China eyes reducing wind tariffs by as much as 5.8% in 2016
Reductions for solar projects will be as much as 5.6% in 2016
China is considering cutting the preferential rate it offers wind and solar power developers because the surcharges slapped onto electricity bills to pay for clean-energy subsidies aren’t high enough.
The National Development and Reform Commission, China’s top economic planning agency, plans to cut the tariffs annually in the five years through 2020 to make electricity from clean sources more competitive compared with coal power, according to a document seen by Bloomberg.
China proposes reducing tariffs for wind farms by as much as 5.8 percent in 2016 from current levels and by another 19 percent in 2020 from the 2016 tariff levels. Reductions for solar power projects will be as much as 5.6 percent in 2016 and another 15 percent in 2020, according to the document.
The mismatch between surcharges and what the government pays out to developers of renewable projects is threatening the nation’s plans to use clean energy as part of efforts to combat climate change.
The cuts may have a larger impact on wind power because turbine costs are forecast to drop only about 9 percent by 2020, said Zhou Yiyi, a Shanghai-based analyst from Bloomberg New Energy Finance.
"The room for a reduction in solar technology costs is bigger than that of wind power," Zhou said.
China Longyuan Power Group Corp., the nation’s biggest wind-farm operator, declined as much as 5.4 percent, the biggest decrease since Sept. 23, 2014, to HK$7.21 in Hong Kong trading. Huaneng Renewables Corp. slumped as much as 6.6 percent.
"The reductions will be negative for developers or operators’ profitability," discouraging the market, said Louis Sun, an analyst at BOCOM International Holdings Co. in Shanghai.
Should operational costs decline sharply, the NDRC will study whether to cut the tariffs previously awarded, according to the document.
The NDRC is seeking comment from the two industries. Once agreement is reached, the cuts will come into effect from Jan. 1, 2016. A fax sent to the NDRC seeking comment wasn’t immediately answered.

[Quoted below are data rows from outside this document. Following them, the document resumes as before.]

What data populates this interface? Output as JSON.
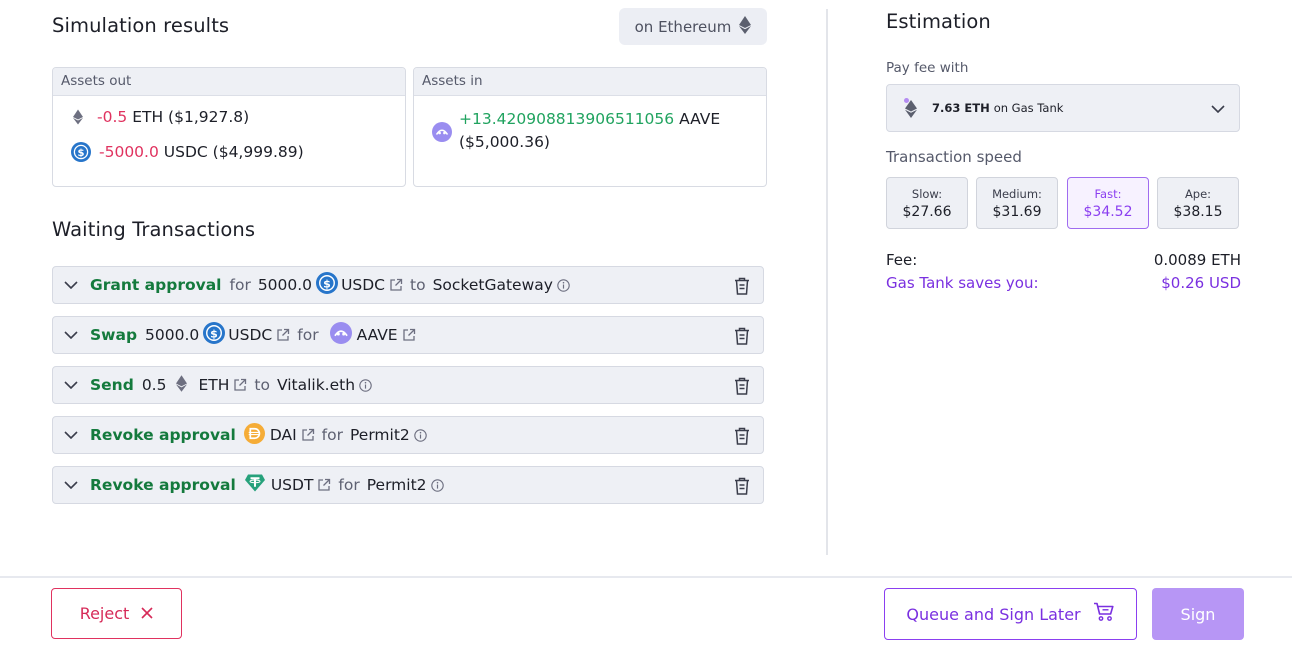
{
  "simulation": {
    "title": "Simulation results",
    "network_label": "on Ethereum",
    "assets_out_label": "Assets out",
    "assets_in_label": "Assets in",
    "assets_out": [
      {
        "amount": "-0.5",
        "symbol": "ETH",
        "usd": "($1,927.8)",
        "icon": "eth-icon"
      },
      {
        "amount": "-5000.0",
        "symbol": "USDC",
        "usd": "($4,999.89)",
        "icon": "usdc-icon"
      }
    ],
    "assets_in": [
      {
        "amount": "+13.420908813906511056",
        "symbol": "AAVE",
        "usd": "($5,000.36)",
        "icon": "aave-icon"
      }
    ]
  },
  "waiting": {
    "title": "Waiting Transactions",
    "transactions": [
      {
        "action": "Grant approval",
        "w1": "for",
        "amount": "5000.0",
        "token": "USDC",
        "w2": "to",
        "target": "SocketGateway"
      },
      {
        "action": "Swap",
        "amount": "5000.0",
        "token": "USDC",
        "w1": "for",
        "token2": "AAVE"
      },
      {
        "action": "Send",
        "amount": "0.5",
        "token": "ETH",
        "w1": "to",
        "target": "Vitalik.eth"
      },
      {
        "action": "Revoke approval",
        "token": "DAI",
        "w1": "for",
        "target": "Permit2"
      },
      {
        "action": "Revoke approval",
        "token": "USDT",
        "w1": "for",
        "target": "Permit2"
      }
    ]
  },
  "estimation": {
    "title": "Estimation",
    "pay_fee_label": "Pay fee with",
    "pay_amount": "7.63 ETH",
    "pay_source": "on Gas Tank",
    "speed_label": "Transaction speed",
    "speeds": [
      {
        "label": "Slow:",
        "value": "$27.66"
      },
      {
        "label": "Medium:",
        "value": "$31.69"
      },
      {
        "label": "Fast:",
        "value": "$34.52",
        "selected": true
      },
      {
        "label": "Ape:",
        "value": "$38.15"
      }
    ],
    "fee_label": "Fee:",
    "fee_value": "0.0089 ETH",
    "savings_label": "Gas Tank saves you:",
    "savings_value": "$0.26 USD"
  },
  "actions": {
    "reject": "Reject",
    "queue": "Queue and Sign Later",
    "sign": "Sign"
  },
  "colors": {
    "accent": "#8b3ff0",
    "negative": "#e0325f",
    "positive": "#20a35f",
    "action_green": "#147a3d"
  }
}
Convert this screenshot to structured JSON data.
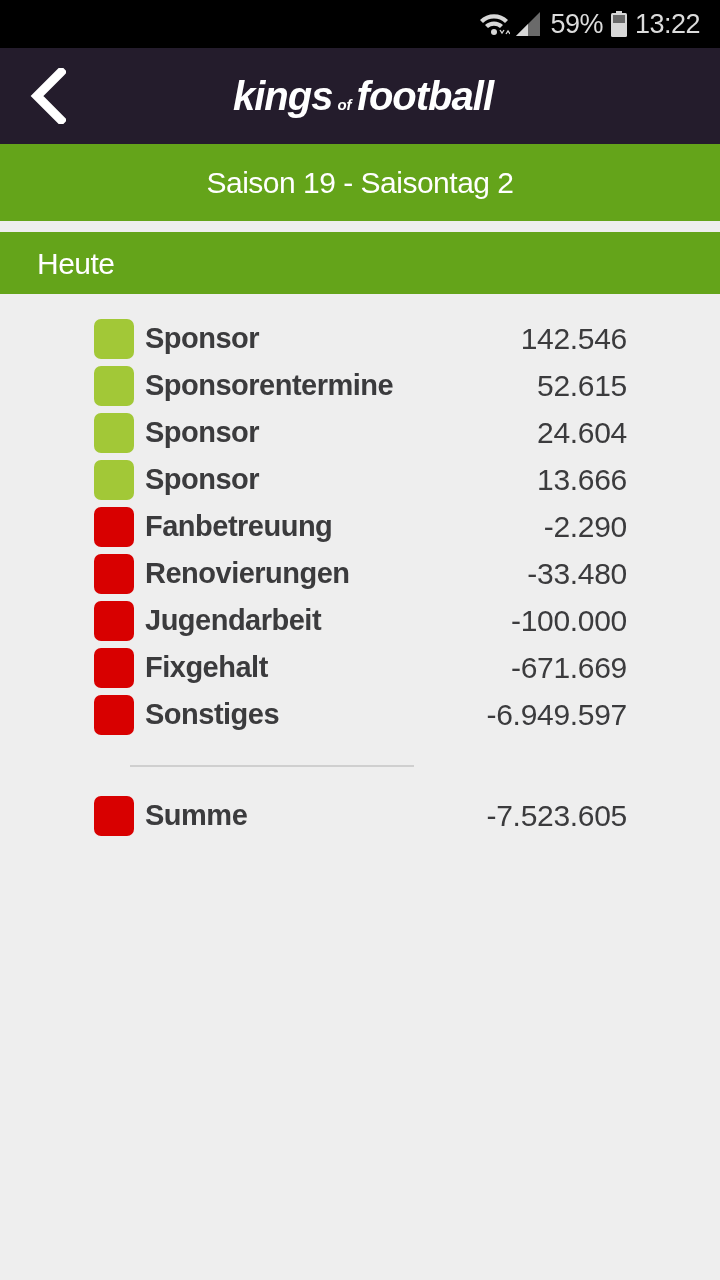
{
  "status_bar": {
    "battery": "59%",
    "time": "13:22"
  },
  "header": {
    "logo": {
      "before": "kings",
      "middle": "of",
      "after": "football"
    }
  },
  "season_bar": {
    "title": "Saison 19 - Saisontag 2"
  },
  "section": {
    "title": "Heute"
  },
  "entries": [
    {
      "label": "Sponsor",
      "value": "142.546",
      "color": "#a2c837"
    },
    {
      "label": "Sponsorentermine",
      "value": "52.615",
      "color": "#a2c837"
    },
    {
      "label": "Sponsor",
      "value": "24.604",
      "color": "#a2c837"
    },
    {
      "label": "Sponsor",
      "value": "13.666",
      "color": "#a2c837"
    },
    {
      "label": "Fanbetreuung",
      "value": "-2.290",
      "color": "#d80000"
    },
    {
      "label": "Renovierungen",
      "value": "-33.480",
      "color": "#d80000"
    },
    {
      "label": "Jugendarbeit",
      "value": "-100.000",
      "color": "#d80000"
    },
    {
      "label": "Fixgehalt",
      "value": "-671.669",
      "color": "#d80000"
    },
    {
      "label": "Sonstiges",
      "value": "-6.949.597",
      "color": "#d80000"
    }
  ],
  "total": {
    "label": "Summe",
    "value": "-7.523.605",
    "color": "#d80000"
  }
}
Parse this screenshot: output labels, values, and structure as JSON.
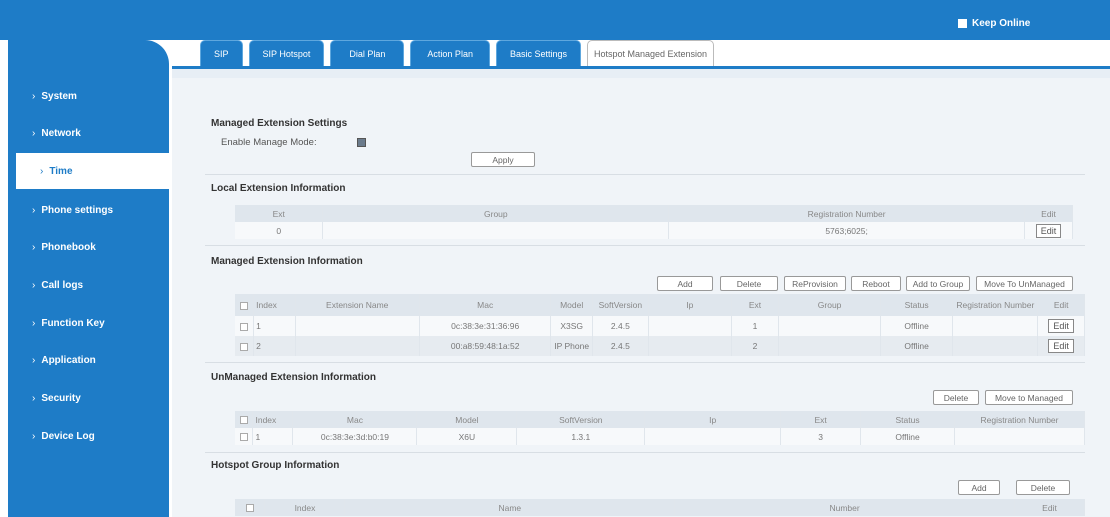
{
  "header": {
    "keep_online": "Keep Online"
  },
  "sidebar": {
    "items": [
      {
        "label": "System"
      },
      {
        "label": "Network"
      },
      {
        "label": "Time"
      },
      {
        "label": "Phone settings"
      },
      {
        "label": "Phonebook"
      },
      {
        "label": "Call logs"
      },
      {
        "label": "Function Key"
      },
      {
        "label": "Application"
      },
      {
        "label": "Security"
      },
      {
        "label": "Device Log"
      }
    ]
  },
  "tabs": [
    "SIP",
    "SIP Hotspot",
    "Dial Plan",
    "Action Plan",
    "Basic Settings",
    "Hotspot Managed Extension"
  ],
  "managed_settings": {
    "title": "Managed Extension Settings",
    "enable_label": "Enable Manage Mode:",
    "apply": "Apply"
  },
  "local_ext": {
    "title": "Local Extension Information",
    "headers": [
      "Ext",
      "Group",
      "Registration Number",
      "Edit"
    ],
    "row": {
      "ext": "0",
      "group": "",
      "reg": "5763;6025;",
      "edit": "Edit"
    }
  },
  "managed_ext": {
    "title": "Managed Extension Information",
    "buttons": [
      "Add",
      "Delete",
      "ReProvision",
      "Reboot",
      "Add to Group",
      "Move To UnManaged"
    ],
    "headers": [
      "",
      "Index",
      "Extension Name",
      "Mac",
      "Model",
      "SoftVersion",
      "Ip",
      "Ext",
      "Group",
      "Status",
      "Registration Number",
      "Edit"
    ],
    "rows": [
      {
        "index": "1",
        "name": "",
        "mac": "0c:38:3e:31:36:96",
        "model": "X3SG",
        "ver": "2.4.5",
        "ip": "",
        "ext": "1",
        "group": "",
        "status": "Offline",
        "reg": "",
        "edit": "Edit"
      },
      {
        "index": "2",
        "name": "",
        "mac": "00:a8:59:48:1a:52",
        "model": "IP Phone",
        "ver": "2.4.5",
        "ip": "",
        "ext": "2",
        "group": "",
        "status": "Offline",
        "reg": "",
        "edit": "Edit"
      }
    ]
  },
  "unmanaged_ext": {
    "title": "UnManaged Extension Information",
    "buttons": [
      "Delete",
      "Move to Managed"
    ],
    "headers": [
      "",
      "Index",
      "Mac",
      "Model",
      "SoftVersion",
      "Ip",
      "Ext",
      "Status",
      "Registration Number"
    ],
    "rows": [
      {
        "index": "1",
        "mac": "0c:38:3e:3d:b0:19",
        "model": "X6U",
        "ver": "1.3.1",
        "ip": "",
        "ext": "3",
        "status": "Offline",
        "reg": ""
      }
    ]
  },
  "hotspot_group": {
    "title": "Hotspot Group Information",
    "buttons": [
      "Add",
      "Delete"
    ],
    "headers": [
      "",
      "Index",
      "Name",
      "Number",
      "Edit"
    ]
  },
  "colors": {
    "brand": "#1e7cc7",
    "content_bg": "#f0f4f8"
  }
}
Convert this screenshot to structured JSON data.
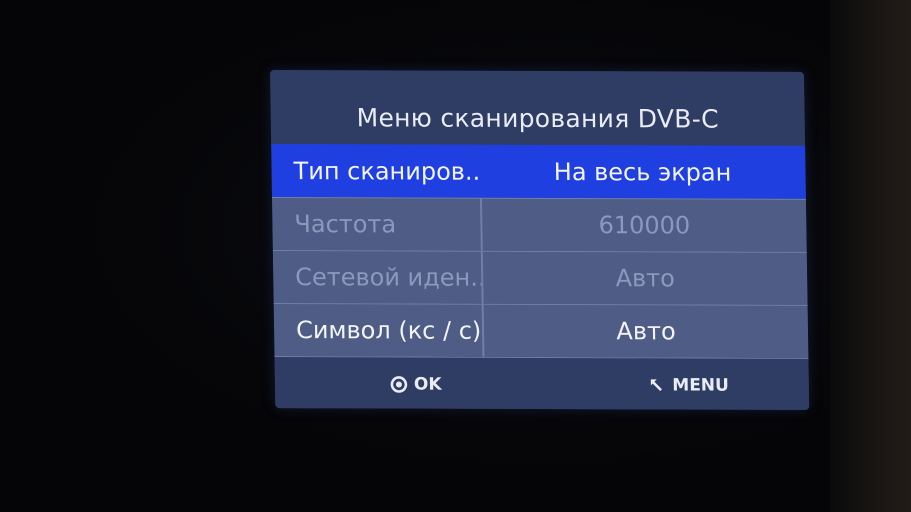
{
  "menu": {
    "title": "Меню сканирования DVB-C",
    "rows": [
      {
        "label": "Тип сканиров...",
        "value": "На весь экран",
        "state": "selected"
      },
      {
        "label": "Частота",
        "value": "610000",
        "state": "disabled"
      },
      {
        "label": "Сетевой иден...",
        "value": "Авто",
        "state": "disabled"
      },
      {
        "label": "Символ (кс / с)",
        "value": "Авто",
        "state": "normal"
      }
    ]
  },
  "footer": {
    "ok_label": "OK",
    "ok_icon": "ok-button-icon",
    "menu_label": "MENU",
    "menu_icon": "return-arrow-icon"
  },
  "colors": {
    "panel": "#2f3c63",
    "selected_row": "#1f3fe0",
    "row": "#4e5c86"
  }
}
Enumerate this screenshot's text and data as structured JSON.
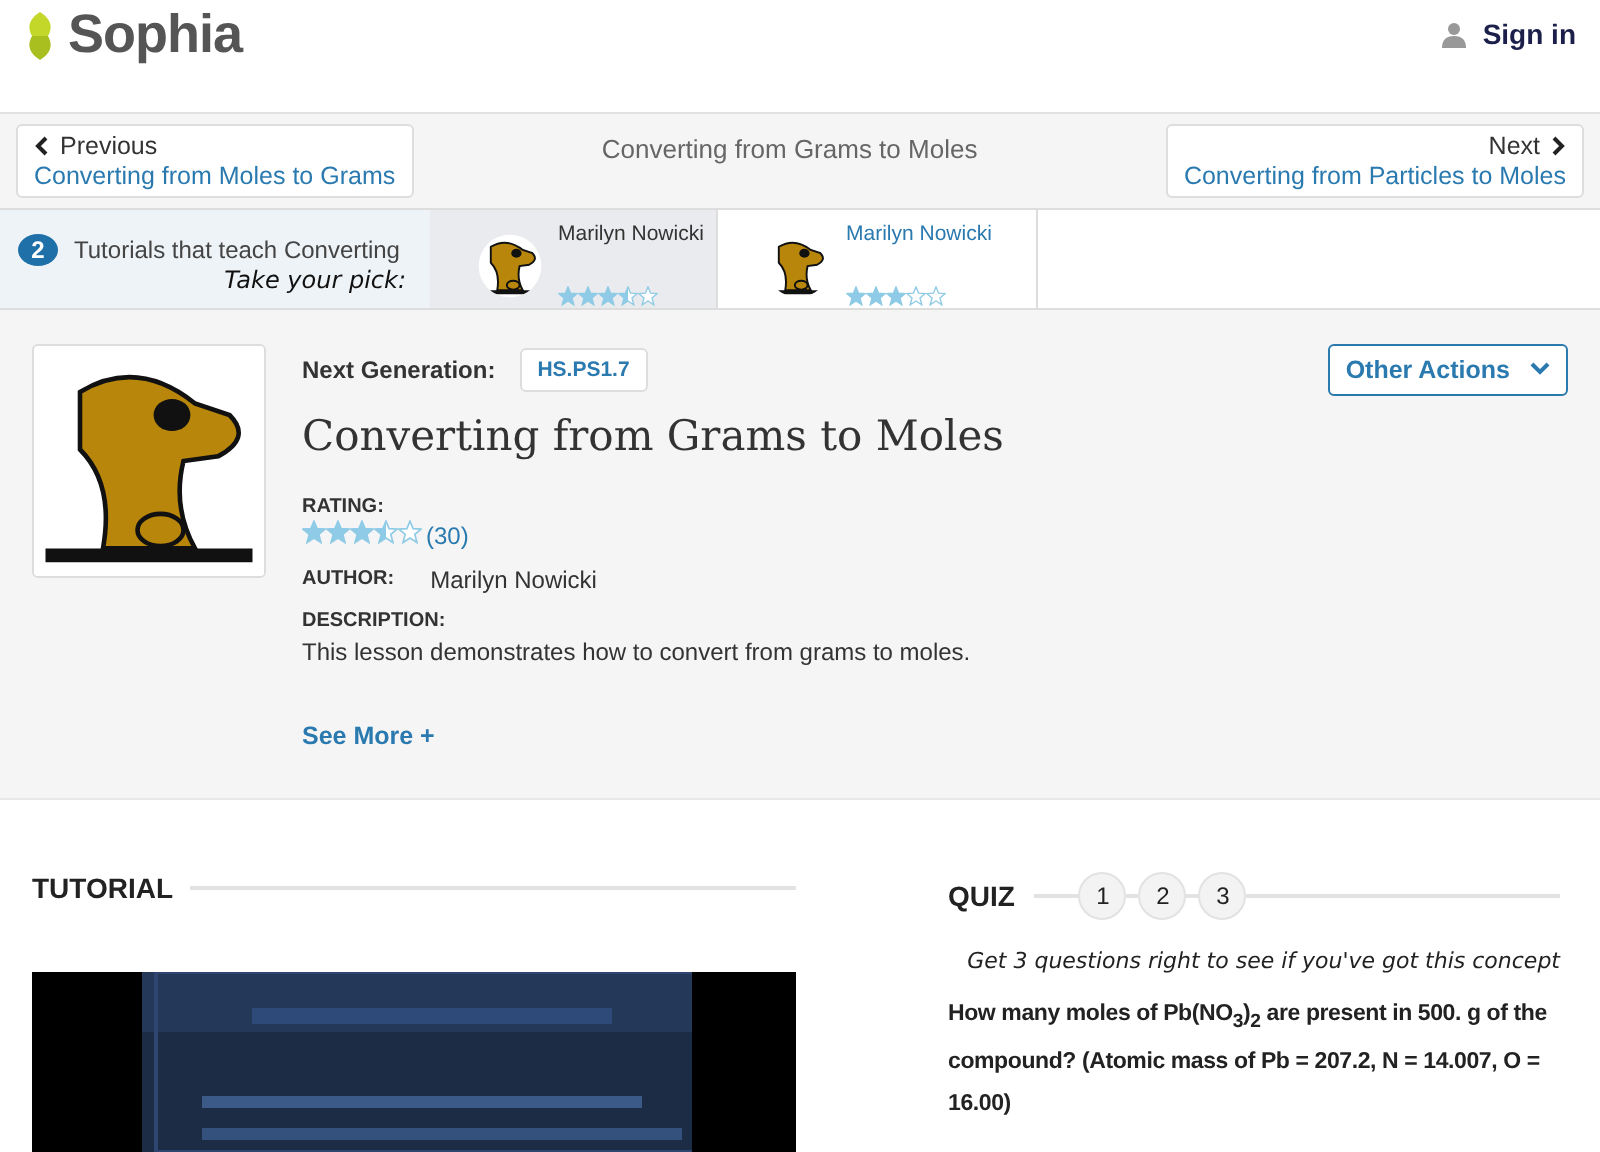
{
  "header": {
    "logo": "Sophia",
    "sign_in": "Sign in"
  },
  "nav": {
    "previous": {
      "label": "Previous",
      "link": "Converting from Moles to Grams"
    },
    "title": "Converting from Grams to Moles",
    "next": {
      "label": "Next",
      "link": "Converting from Particles to Moles"
    }
  },
  "tutorials_strip": {
    "count": "2",
    "text": "Tutorials that teach Converting",
    "tagline": "Take your pick:",
    "picks": [
      {
        "author": "Marilyn Nowicki",
        "stars": 3.5,
        "selected": true
      },
      {
        "author": "Marilyn Nowicki",
        "stars": 3,
        "selected": false
      }
    ]
  },
  "lesson": {
    "standard_label": "Next Generation:",
    "standard": "HS.PS1.7",
    "other_actions": "Other Actions",
    "title": "Converting from Grams to Moles",
    "rating_label": "RATING:",
    "stars": 3.5,
    "rating_count": "(30)",
    "author_label": "AUTHOR:",
    "author": "Marilyn Nowicki",
    "description_label": "DESCRIPTION:",
    "description": "This lesson demonstrates how to convert from grams to moles.",
    "see_more": "See More +"
  },
  "tutorial": {
    "heading": "TUTORIAL"
  },
  "quiz": {
    "heading": "QUIZ",
    "steps": [
      "1",
      "2",
      "3"
    ],
    "tagline": "Get 3 questions right to see if you've got this concept",
    "question": "How many moles of Pb(NO$_{3}$)$_{2}$ are present in 500. g of the compound? (Atomic mass of Pb = 207.2, N = 14.007, O = 16.00)"
  }
}
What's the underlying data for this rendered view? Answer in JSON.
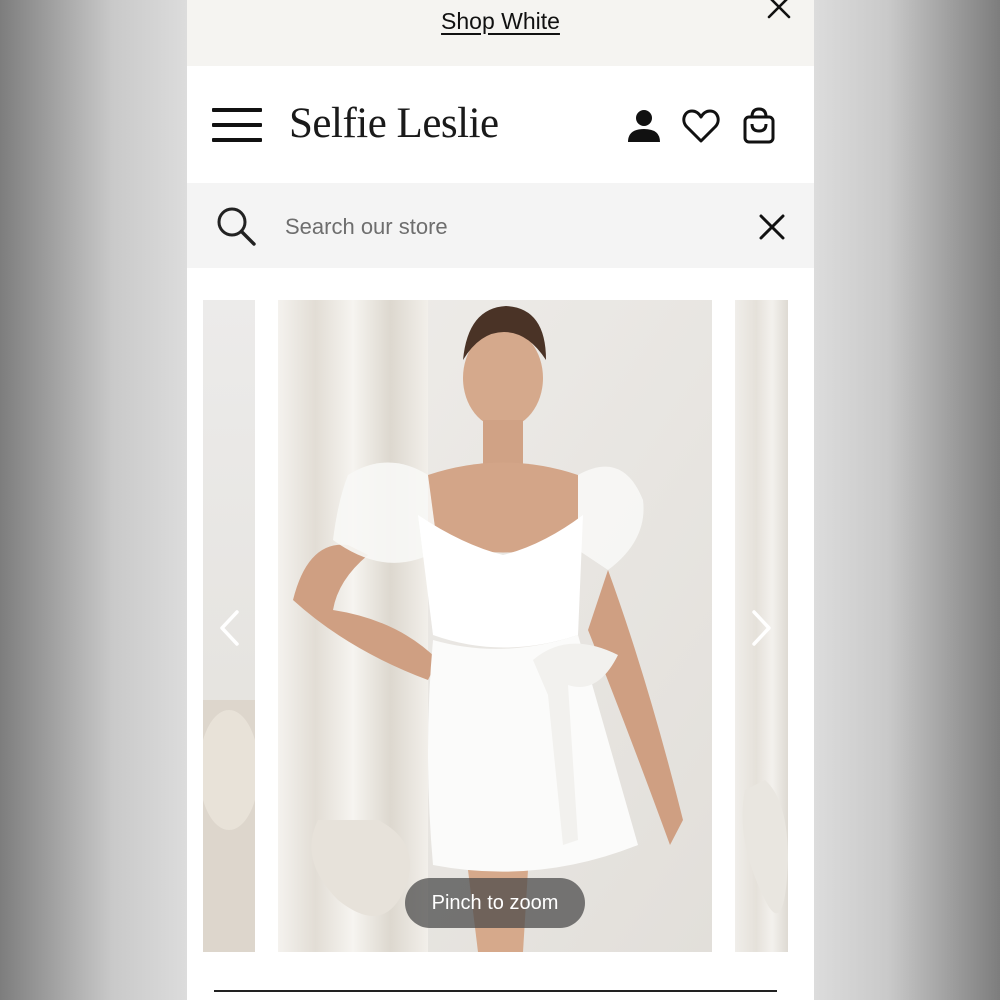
{
  "announcement": {
    "link_text": "Shop White"
  },
  "header": {
    "logo": "Selfie Leslie",
    "icons": [
      "menu-icon",
      "account-icon",
      "wishlist-heart-icon",
      "cart-bag-icon"
    ]
  },
  "search": {
    "placeholder": "Search our store",
    "value": ""
  },
  "gallery": {
    "zoom_hint": "Pinch to zoom",
    "image_description_semantic": "product-photo-white-lace-mini-dress"
  },
  "colors": {
    "announcement_bg": "#f5f4f1",
    "search_bg": "#f4f4f4",
    "text": "#111111"
  }
}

China Business News reported the possible reductions on Thursday.
— With assistance by Feifei Shen, and Steven Yang